** Opening Supplied material block **

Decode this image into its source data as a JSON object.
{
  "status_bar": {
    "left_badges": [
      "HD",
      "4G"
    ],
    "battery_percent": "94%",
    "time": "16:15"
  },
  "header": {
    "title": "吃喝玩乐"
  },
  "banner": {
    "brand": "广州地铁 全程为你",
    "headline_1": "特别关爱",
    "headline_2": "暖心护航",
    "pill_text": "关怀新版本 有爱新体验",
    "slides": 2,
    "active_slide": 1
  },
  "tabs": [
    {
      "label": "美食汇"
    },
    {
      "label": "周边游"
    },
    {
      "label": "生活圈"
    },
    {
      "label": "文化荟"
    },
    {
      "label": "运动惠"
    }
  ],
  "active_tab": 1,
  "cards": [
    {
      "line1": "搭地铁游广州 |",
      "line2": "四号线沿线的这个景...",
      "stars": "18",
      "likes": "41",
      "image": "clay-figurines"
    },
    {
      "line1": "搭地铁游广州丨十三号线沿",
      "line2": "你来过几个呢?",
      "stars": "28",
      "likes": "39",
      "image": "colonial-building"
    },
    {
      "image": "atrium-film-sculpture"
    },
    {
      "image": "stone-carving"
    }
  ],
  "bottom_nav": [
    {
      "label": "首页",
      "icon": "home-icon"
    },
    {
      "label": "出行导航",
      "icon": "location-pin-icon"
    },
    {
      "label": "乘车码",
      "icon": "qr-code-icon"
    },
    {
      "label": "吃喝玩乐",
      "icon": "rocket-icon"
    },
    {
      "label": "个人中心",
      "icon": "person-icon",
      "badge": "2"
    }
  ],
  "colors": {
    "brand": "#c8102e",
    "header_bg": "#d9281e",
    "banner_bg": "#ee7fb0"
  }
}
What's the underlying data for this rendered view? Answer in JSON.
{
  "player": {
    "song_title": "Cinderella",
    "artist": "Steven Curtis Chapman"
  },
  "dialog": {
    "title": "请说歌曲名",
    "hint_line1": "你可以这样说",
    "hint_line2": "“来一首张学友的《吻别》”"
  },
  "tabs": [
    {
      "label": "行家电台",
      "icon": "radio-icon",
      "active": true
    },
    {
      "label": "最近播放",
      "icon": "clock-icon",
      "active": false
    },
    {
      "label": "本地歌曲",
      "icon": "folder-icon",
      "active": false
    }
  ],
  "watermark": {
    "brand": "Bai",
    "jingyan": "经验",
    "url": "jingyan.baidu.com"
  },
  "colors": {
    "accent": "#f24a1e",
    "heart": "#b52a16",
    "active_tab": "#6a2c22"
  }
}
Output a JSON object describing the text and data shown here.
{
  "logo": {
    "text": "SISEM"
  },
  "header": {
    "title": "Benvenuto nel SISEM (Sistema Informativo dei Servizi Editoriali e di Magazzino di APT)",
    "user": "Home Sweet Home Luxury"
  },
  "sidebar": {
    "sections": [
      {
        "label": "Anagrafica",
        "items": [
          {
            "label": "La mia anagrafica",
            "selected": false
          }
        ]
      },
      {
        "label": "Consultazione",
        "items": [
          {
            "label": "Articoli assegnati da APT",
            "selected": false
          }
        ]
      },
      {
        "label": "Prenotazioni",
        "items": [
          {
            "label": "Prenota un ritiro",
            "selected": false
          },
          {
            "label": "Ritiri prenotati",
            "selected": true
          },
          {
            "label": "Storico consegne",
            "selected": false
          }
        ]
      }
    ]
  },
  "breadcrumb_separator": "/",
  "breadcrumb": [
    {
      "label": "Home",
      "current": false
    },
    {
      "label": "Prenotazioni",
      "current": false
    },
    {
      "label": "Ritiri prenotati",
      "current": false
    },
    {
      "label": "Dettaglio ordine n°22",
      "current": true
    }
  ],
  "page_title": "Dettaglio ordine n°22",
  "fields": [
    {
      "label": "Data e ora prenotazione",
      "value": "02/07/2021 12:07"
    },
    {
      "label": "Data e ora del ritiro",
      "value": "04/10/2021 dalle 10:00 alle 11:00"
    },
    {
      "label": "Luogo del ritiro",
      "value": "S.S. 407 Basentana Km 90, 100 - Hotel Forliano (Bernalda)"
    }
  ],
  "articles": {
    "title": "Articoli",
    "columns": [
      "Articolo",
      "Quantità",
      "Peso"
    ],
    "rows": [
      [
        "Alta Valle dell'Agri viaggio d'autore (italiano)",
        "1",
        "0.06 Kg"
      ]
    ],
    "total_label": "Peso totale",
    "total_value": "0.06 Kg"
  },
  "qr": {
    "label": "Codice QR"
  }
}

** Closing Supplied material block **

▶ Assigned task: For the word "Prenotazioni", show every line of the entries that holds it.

▶ Answer area:
        "label": "Prenotazioni",
      "label": "Prenotazioni",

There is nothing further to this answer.